● **Records for this task**
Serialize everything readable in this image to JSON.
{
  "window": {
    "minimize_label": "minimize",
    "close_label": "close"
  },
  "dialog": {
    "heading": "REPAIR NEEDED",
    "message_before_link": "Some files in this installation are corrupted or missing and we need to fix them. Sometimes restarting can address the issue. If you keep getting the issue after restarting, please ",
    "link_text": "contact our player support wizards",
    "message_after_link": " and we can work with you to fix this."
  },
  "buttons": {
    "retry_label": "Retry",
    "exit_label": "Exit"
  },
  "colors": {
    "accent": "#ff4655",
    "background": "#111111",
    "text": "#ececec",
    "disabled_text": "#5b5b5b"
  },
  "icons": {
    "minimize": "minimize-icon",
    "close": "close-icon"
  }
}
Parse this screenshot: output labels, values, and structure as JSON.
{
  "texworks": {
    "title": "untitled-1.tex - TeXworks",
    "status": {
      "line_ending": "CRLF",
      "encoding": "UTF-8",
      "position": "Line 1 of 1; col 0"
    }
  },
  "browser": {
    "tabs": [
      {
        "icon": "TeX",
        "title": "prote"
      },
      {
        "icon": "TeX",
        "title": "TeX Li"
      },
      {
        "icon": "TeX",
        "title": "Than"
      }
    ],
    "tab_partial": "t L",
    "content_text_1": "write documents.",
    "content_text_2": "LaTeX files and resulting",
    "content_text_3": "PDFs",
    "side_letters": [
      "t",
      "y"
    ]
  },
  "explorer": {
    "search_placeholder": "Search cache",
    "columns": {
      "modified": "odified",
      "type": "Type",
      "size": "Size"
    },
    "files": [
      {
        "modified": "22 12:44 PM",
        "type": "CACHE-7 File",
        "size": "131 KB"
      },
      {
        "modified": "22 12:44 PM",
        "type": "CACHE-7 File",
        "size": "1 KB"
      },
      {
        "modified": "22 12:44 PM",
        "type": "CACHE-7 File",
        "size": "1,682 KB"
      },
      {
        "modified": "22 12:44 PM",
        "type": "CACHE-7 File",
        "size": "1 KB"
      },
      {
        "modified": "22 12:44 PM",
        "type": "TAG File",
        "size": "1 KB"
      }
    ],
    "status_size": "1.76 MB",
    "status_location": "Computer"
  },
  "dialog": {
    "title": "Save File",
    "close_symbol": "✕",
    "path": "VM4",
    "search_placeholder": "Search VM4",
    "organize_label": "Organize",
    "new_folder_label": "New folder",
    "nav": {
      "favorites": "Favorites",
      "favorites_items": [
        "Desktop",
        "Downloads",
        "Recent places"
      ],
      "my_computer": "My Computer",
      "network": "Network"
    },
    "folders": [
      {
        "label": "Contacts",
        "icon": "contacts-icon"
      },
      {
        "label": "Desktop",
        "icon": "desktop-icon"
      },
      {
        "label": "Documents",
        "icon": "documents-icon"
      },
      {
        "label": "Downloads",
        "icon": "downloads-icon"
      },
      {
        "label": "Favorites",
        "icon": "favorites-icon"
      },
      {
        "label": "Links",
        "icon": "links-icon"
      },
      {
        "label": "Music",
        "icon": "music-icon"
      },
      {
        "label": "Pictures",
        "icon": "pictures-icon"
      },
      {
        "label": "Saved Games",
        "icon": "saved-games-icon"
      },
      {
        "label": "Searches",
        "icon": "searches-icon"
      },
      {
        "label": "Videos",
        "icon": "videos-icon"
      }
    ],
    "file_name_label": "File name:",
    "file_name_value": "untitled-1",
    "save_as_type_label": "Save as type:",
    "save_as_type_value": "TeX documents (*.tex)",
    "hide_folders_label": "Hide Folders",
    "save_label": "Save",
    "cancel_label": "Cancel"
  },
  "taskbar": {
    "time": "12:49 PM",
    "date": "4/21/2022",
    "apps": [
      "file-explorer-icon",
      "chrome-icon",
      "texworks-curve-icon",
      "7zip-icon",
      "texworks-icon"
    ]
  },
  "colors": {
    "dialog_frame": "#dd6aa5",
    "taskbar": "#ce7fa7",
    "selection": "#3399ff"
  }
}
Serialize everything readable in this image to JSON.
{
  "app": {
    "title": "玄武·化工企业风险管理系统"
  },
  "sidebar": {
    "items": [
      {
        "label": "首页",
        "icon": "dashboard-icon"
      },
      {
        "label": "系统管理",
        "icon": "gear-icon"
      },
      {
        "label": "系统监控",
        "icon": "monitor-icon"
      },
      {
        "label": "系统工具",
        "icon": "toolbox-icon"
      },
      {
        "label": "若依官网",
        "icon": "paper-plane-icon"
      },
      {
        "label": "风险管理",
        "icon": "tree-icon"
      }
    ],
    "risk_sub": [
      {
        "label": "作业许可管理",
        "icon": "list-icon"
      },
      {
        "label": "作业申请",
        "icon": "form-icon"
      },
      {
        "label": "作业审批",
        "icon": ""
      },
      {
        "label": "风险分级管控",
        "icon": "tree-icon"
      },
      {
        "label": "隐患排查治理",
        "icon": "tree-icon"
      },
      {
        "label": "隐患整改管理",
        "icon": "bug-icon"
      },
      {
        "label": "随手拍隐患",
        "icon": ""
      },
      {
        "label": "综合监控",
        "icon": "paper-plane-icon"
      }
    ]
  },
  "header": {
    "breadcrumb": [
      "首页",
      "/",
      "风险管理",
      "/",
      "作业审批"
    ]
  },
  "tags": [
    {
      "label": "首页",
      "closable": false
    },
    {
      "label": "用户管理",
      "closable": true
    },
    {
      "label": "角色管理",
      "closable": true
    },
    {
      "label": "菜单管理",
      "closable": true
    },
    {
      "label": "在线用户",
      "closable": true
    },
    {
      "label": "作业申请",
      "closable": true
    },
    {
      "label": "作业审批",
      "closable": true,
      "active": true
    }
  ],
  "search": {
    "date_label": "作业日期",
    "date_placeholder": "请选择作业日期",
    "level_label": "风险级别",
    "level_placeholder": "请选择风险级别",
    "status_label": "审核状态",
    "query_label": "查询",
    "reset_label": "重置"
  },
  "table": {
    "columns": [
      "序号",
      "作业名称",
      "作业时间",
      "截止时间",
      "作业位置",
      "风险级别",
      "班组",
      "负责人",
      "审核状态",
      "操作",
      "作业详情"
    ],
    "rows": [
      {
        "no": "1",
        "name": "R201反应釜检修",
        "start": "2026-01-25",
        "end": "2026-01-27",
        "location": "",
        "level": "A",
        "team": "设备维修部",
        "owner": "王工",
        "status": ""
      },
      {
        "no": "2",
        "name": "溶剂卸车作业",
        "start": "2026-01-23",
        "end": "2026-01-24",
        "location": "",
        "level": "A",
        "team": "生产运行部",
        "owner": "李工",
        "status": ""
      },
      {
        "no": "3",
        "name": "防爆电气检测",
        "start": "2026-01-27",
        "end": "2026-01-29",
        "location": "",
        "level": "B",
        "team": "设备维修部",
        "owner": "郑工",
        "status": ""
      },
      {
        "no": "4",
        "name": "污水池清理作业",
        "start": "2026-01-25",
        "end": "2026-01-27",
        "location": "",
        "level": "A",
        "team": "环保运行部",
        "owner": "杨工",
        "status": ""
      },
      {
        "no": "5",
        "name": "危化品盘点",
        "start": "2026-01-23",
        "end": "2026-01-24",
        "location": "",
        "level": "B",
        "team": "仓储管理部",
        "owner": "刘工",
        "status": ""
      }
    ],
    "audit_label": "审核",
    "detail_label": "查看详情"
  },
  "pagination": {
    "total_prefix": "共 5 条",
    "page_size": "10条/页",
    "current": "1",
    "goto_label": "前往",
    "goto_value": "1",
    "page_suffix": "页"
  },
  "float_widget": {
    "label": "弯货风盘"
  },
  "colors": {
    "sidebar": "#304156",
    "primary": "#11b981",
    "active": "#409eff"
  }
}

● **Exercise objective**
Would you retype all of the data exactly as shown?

● **Exercise response**
Serialize everything readable in this image to JSON.
{
  "window": {
    "minimize_label": "minimize",
    "close_label": "close"
  },
  "dialog": {
    "heading": "REPAIR NEEDED",
    "message_before_link": "Some files in this installation are corrupted or missing and we need to fix them. Sometimes restarting can address the issue. If you keep getting the issue after restarting, please ",
    "link_text": "contact our player support wizards",
    "message_after_link": " and we can work with you to fix this."
  },
  "buttons": {
    "retry_label": "Retry",
    "exit_label": "Exit"
  },
  "colors": {
    "accent": "#ff4655",
    "background": "#111111",
    "text": "#ececec",
    "disabled_text": "#5b5b5b"
  },
  "icons": {
    "minimize": "minimize-icon",
    "close": "close-icon"
  }
}
Parse this screenshot: output labels, values, and structure as JSON.
{
  "texworks": {
    "title": "untitled-1.tex - TeXworks",
    "status": {
      "line_ending": "CRLF",
      "encoding": "UTF-8",
      "position": "Line 1 of 1; col 0"
    }
  },
  "browser": {
    "tabs": [
      {
        "icon": "TeX",
        "title": "prote"
      },
      {
        "icon": "TeX",
        "title": "TeX Li"
      },
      {
        "icon": "TeX",
        "title": "Than"
      }
    ],
    "tab_partial": "t L",
    "content_text_1": "write documents.",
    "content_text_2": "LaTeX files and resulting",
    "content_text_3": "PDFs",
    "side_letters": [
      "t",
      "y"
    ]
  },
  "explorer": {
    "search_placeholder": "Search cache",
    "columns": {
      "modified": "odified",
      "type": "Type",
      "size": "Size"
    },
    "files": [
      {
        "modified": "22 12:44 PM",
        "type": "CACHE-7 File",
        "size": "131 KB"
      },
      {
        "modified": "22 12:44 PM",
        "type": "CACHE-7 File",
        "size": "1 KB"
      },
      {
        "modified": "22 12:44 PM",
        "type": "CACHE-7 File",
        "size": "1,682 KB"
      },
      {
        "modified": "22 12:44 PM",
        "type": "CACHE-7 File",
        "size": "1 KB"
      },
      {
        "modified": "22 12:44 PM",
        "type": "TAG File",
        "size": "1 KB"
      }
    ],
    "status_size": "1.76 MB",
    "status_location": "Computer"
  },
  "dialog": {
    "title": "Save File",
    "close_symbol": "✕",
    "path": "VM4",
    "search_placeholder": "Search VM4",
    "organize_label": "Organize",
    "new_folder_label": "New folder",
    "nav": {
      "favorites": "Favorites",
      "favorites_items": [
        "Desktop",
        "Downloads",
        "Recent places"
      ],
      "my_computer": "My Computer",
      "network": "Network"
    },
    "folders": [
      {
        "label": "Contacts",
        "icon": "contacts-icon"
      },
      {
        "label": "Desktop",
        "icon": "desktop-icon"
      },
      {
        "label": "Documents",
        "icon": "documents-icon"
      },
      {
        "label": "Downloads",
        "icon": "downloads-icon"
      },
      {
        "label": "Favorites",
        "icon": "favorites-icon"
      },
      {
        "label": "Links",
        "icon": "links-icon"
      },
      {
        "label": "Music",
        "icon": "music-icon"
      },
      {
        "label": "Pictures",
        "icon": "pictures-icon"
      },
      {
        "label": "Saved Games",
        "icon": "saved-games-icon"
      },
      {
        "label": "Searches",
        "icon": "searches-icon"
      },
      {
        "label": "Videos",
        "icon": "videos-icon"
      }
    ],
    "file_name_label": "File name:",
    "file_name_value": "untitled-1",
    "save_as_type_label": "Save as type:",
    "save_as_type_value": "TeX documents (*.tex)",
    "hide_folders_label": "Hide Folders",
    "save_label": "Save",
    "cancel_label": "Cancel"
  },
  "taskbar": {
    "time": "12:49 PM",
    "date": "4/21/2022",
    "apps": [
      "file-explorer-icon",
      "chrome-icon",
      "texworks-curve-icon",
      "7zip-icon",
      "texworks-icon"
    ]
  },
  "colors": {
    "dialog_frame": "#dd6aa5",
    "taskbar": "#ce7fa7",
    "selection": "#3399ff"
  }
}
Serialize everything readable in this image to JSON.
{
  "app": {
    "title": "玄武·化工企业风险管理系统"
  },
  "sidebar": {
    "items": [
      {
        "label": "首页",
        "icon": "dashboard-icon"
      },
      {
        "label": "系统管理",
        "icon": "gear-icon"
      },
      {
        "label": "系统监控",
        "icon": "monitor-icon"
      },
      {
        "label": "系统工具",
        "icon": "toolbox-icon"
      },
      {
        "label": "若依官网",
        "icon": "paper-plane-icon"
      },
      {
        "label": "风险管理",
        "icon": "tree-icon"
      }
    ],
    "risk_sub": [
      {
        "label": "作业许可管理",
        "icon": "list-icon"
      },
      {
        "label": "作业申请",
        "icon": "form-icon"
      },
      {
        "label": "作业审批",
        "icon": ""
      },
      {
        "label": "风险分级管控",
        "icon": "tree-icon"
      },
      {
        "label": "隐患排查治理",
        "icon": "tree-icon"
      },
      {
        "label": "隐患整改管理",
        "icon": "bug-icon"
      },
      {
        "label": "随手拍隐患",
        "icon": ""
      },
      {
        "label": "综合监控",
        "icon": "paper-plane-icon"
      }
    ]
  },
  "header": {
    "breadcrumb": [
      "首页",
      "/",
      "风险管理",
      "/",
      "作业审批"
    ]
  },
  "tags": [
    {
      "label": "首页",
      "closable": false
    },
    {
      "label": "用户管理",
      "closable": true
    },
    {
      "label": "角色管理",
      "closable": true
    },
    {
      "label": "菜单管理",
      "closable": true
    },
    {
      "label": "在线用户",
      "closable": true
    },
    {
      "label": "作业申请",
      "closable": true
    },
    {
      "label": "作业审批",
      "closable": true,
      "active": true
    }
  ],
  "search": {
    "date_label": "作业日期",
    "date_placeholder": "请选择作业日期",
    "level_label": "风险级别",
    "level_placeholder": "请选择风险级别",
    "status_label": "审核状态",
    "query_label": "查询",
    "reset_label": "重置"
  },
  "table": {
    "columns": [
      "序号",
      "作业名称",
      "作业时间",
      "截止时间",
      "作业位置",
      "风险级别",
      "班组",
      "负责人",
      "审核状态",
      "操作",
      "作业详情"
    ],
    "rows": [
      {
        "no": "1",
        "name": "R201反应釜检修",
        "start": "2026-01-25",
        "end": "2026-01-27",
        "location": "",
        "level": "A",
        "team": "设备维修部",
        "owner": "王工",
        "status": ""
      },
      {
        "no": "2",
        "name": "溶剂卸车作业",
        "start": "2026-01-23",
        "end": "2026-01-24",
        "location": "",
        "level": "A",
        "team": "生产运行部",
        "owner": "李工",
        "status": ""
      },
      {
        "no": "3",
        "name": "防爆电气检测",
        "start": "2026-01-27",
        "end": "2026-01-29",
        "location": "",
        "level": "B",
        "team": "设备维修部",
        "owner": "郑工",
        "status": ""
      },
      {
        "no": "4",
        "name": "污水池清理作业",
        "start": "2026-01-25",
        "end": "2026-01-27",
        "location": "",
        "level": "A",
        "team": "环保运行部",
        "owner": "杨工",
        "status": ""
      },
      {
        "no": "5",
        "name": "危化品盘点",
        "start": "2026-01-23",
        "end": "2026-01-24",
        "location": "",
        "level": "B",
        "team": "仓储管理部",
        "owner": "刘工",
        "status": ""
      }
    ],
    "audit_label": "审核",
    "detail_label": "查看详情"
  },
  "pagination": {
    "total_prefix": "共 5 条",
    "page_size": "10条/页",
    "current": "1",
    "goto_label": "前往",
    "goto_value": "1",
    "page_suffix": "页"
  },
  "float_widget": {
    "label": "弯货风盘"
  },
  "colors": {
    "sidebar": "#304156",
    "primary": "#11b981",
    "active": "#409eff"
  }
}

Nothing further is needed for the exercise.